We all want vocals that stand out, but achieving this often eludes even the most seasoned of engineers.  Luckily, this one technique works in almost every application, and can be used in your mixes.  If you want your vocals to pop, keep reading, and use these steps in your next mix.

Part 1: Create a Parallel Vocal Track

Step 1: Send your vocal track to an aux or a bus.

Step 2: Set your send to unity, so that this parallel track is the same volume as your original vocal track.

Part 2: Compress the Vocal

Step 1: Heavily compress the aux track, using your go-to vocal compressor.  Set a low threshold, high ratio, as well as a quick attack and slow release.

Step 2: If your compressor has it, turn up the make up gain.  This way the quieter parts of your vocal recording will become more apparent.

Heavy Compression Should be Used on the Auxiliary Vocal
Heavy compression should be used on the auxiliary vocal

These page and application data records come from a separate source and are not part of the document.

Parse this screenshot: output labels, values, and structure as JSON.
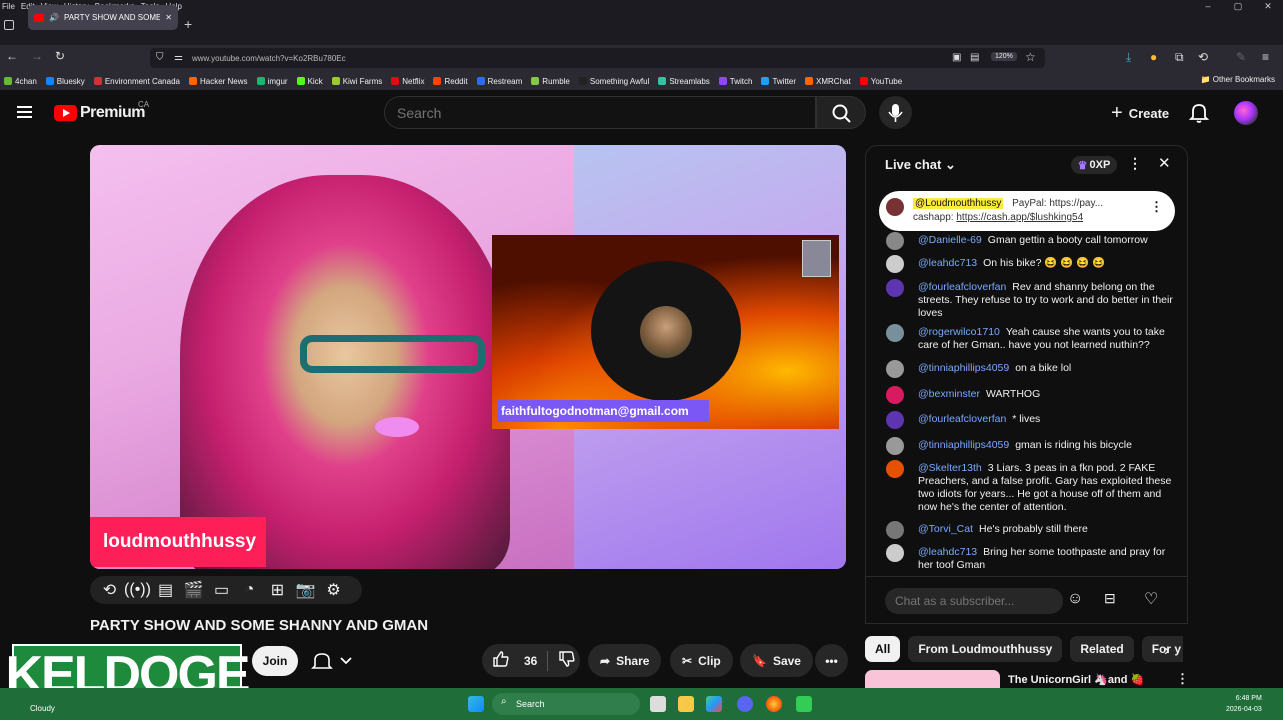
{
  "browser": {
    "menu": [
      "File",
      "Edit",
      "View",
      "History",
      "Bookmarks",
      "Tools",
      "Help"
    ],
    "tab_title": "PARTY SHOW AND SOME SHANNY",
    "url": "www.youtube.com/watch?v=Ko2RBu780Ec",
    "zoom": "120%",
    "bookmarks": [
      {
        "label": "4chan",
        "color": "#6b3"
      },
      {
        "label": "Bluesky",
        "color": "#1185fe"
      },
      {
        "label": "Environment Canada",
        "color": "#c33"
      },
      {
        "label": "Hacker News",
        "color": "#f60"
      },
      {
        "label": "imgur",
        "color": "#1bb76e"
      },
      {
        "label": "Kick",
        "color": "#53fc18"
      },
      {
        "label": "Kiwi Farms",
        "color": "#9c3"
      },
      {
        "label": "Netflix",
        "color": "#e50914"
      },
      {
        "label": "Reddit",
        "color": "#ff4500"
      },
      {
        "label": "Restream",
        "color": "#2a6df4"
      },
      {
        "label": "Rumble",
        "color": "#85c742"
      },
      {
        "label": "Something Awful",
        "color": "#222"
      },
      {
        "label": "Streamlabs",
        "color": "#31c3a2"
      },
      {
        "label": "Twitch",
        "color": "#9146ff"
      },
      {
        "label": "Twitter",
        "color": "#1da1f2"
      },
      {
        "label": "XMRChat",
        "color": "#f60"
      },
      {
        "label": "YouTube",
        "color": "#f00"
      }
    ],
    "other_bookmarks": "Other Bookmarks"
  },
  "youtube": {
    "logo_text": "Premium",
    "country": "CA",
    "search_placeholder": "Search",
    "create_label": "Create"
  },
  "video": {
    "name_card": "loudmouthhussy",
    "email_overlay": "faithfultogodnotman@gmail.com",
    "title": "PARTY SHOW AND SOME SHANNY AND GMAN",
    "join_label": "Join",
    "likes": "36",
    "share_label": "Share",
    "clip_label": "Clip",
    "save_label": "Save",
    "watermark": "KELDOGE"
  },
  "chat": {
    "title": "Live chat",
    "xp": "0XP",
    "pinned": {
      "author": "@Loudmouthhussy",
      "line1": "PayPal: https://pay...",
      "line2_prefix": "cashapp:",
      "line2_link": "https://cash.app/$lushking54"
    },
    "messages": [
      {
        "author": "@Danielle-69",
        "text": "Gman gettin a booty call tomorrow",
        "color": "#888"
      },
      {
        "author": "@leahdc713",
        "text": "On his bike? 😆 😆 😆 😆",
        "color": "#ccc"
      },
      {
        "author": "@fourleafcloverfan",
        "text": "Rev and shanny belong on the streets. They refuse to try to work and do better in their loves",
        "color": "#5e35b1"
      },
      {
        "author": "@rogerwilco1710",
        "text": "Yeah cause she wants you to take care of her Gman.. have you not learned nuthin??",
        "color": "#78909c"
      },
      {
        "author": "@tinniaphillips4059",
        "text": "on a bike lol",
        "color": "#999"
      },
      {
        "author": "@bexminster",
        "text": "WARTHOG",
        "color": "#d81b60"
      },
      {
        "author": "@fourleafcloverfan",
        "text": "* lives",
        "color": "#5e35b1"
      },
      {
        "author": "@tinniaphillips4059",
        "text": "gman is riding his bicycle",
        "color": "#999"
      },
      {
        "author": "@Skelter13th",
        "text": "3 Liars. 3 peas in a fkn pod. 2 FAKE Preachers, and a false profit. Gary has exploited these two idiots for years... He got a house off of them and now he's the center of attention.",
        "color": "#e65100"
      },
      {
        "author": "@Torvi_Cat",
        "text": "He's probably still there",
        "color": "#777"
      },
      {
        "author": "@leahdc713",
        "text": "Bring her some toothpaste and pray for her toof Gman",
        "color": "#ccc"
      }
    ],
    "input_placeholder": "Chat as a subscriber..."
  },
  "related": {
    "chips": [
      "All",
      "From Loudmouthhussy",
      "Related",
      "For y"
    ],
    "next_title": "The UnicornGirl 🦄and 🍓"
  },
  "taskbar": {
    "weather": "Cloudy",
    "search": "Search",
    "time": "6:48 PM",
    "date": "2026-04-03"
  }
}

Part 3: Distort the Vocal

Step 1: Distort the aux track, using distortion that is noticeable, but not excessive.  Use tube distortion to make your 2nd harmonic more noticeable.  Use tape or overdrive distortion to emphasize the 3rd order, and 4th order harmonics. 

Step 2: Adjust to your personal taste.

Use FabFilter tube emulation to Achieve 2nd Order Harmonics
FabFilter tube emulation to achieve 2nd order harmonics

Part 4: Equalize the Mid Range of Your Vocal

Step 1: Place an equalizer on your aux track, and bump up the upper mid range frequencies.  These are typically 1kHz. to 3kHz. 

Step 2: Adjust the bell filter in frequency, amplitude and Q, until the vocal is present, but not harsh or unnatural sounding. 

FabFilter Pro with a high pass filter, and an amplified high mid-range
FabFilter Pro Q with a high pass filter, and an amplified high mid-range

Part 5: Blend the Aux Track

Step 1: Turn the aux track all the way down.  Listen to the full mix and slowly increase the amplitude of the aux track until it is blended in to your content.  It should be noticeable but not excessive, making the vocals pop, but not become unpleasant or harsh.

Step 2: With the track blended in, adjust any setting on your aux track you hear needs to be changed.

Blending in the auxiliary vocal track
Blending in the auxiliary vocal track

Conclusion:

Using this technique reasonably and responsibly will make your vocals cut through almost any mix. Experiment with the settings to make a sound that works best for your mixes.

What do you do to make your vocals pop?


Sage Audio Mastering

Nashville, TN

www.SageAudio.com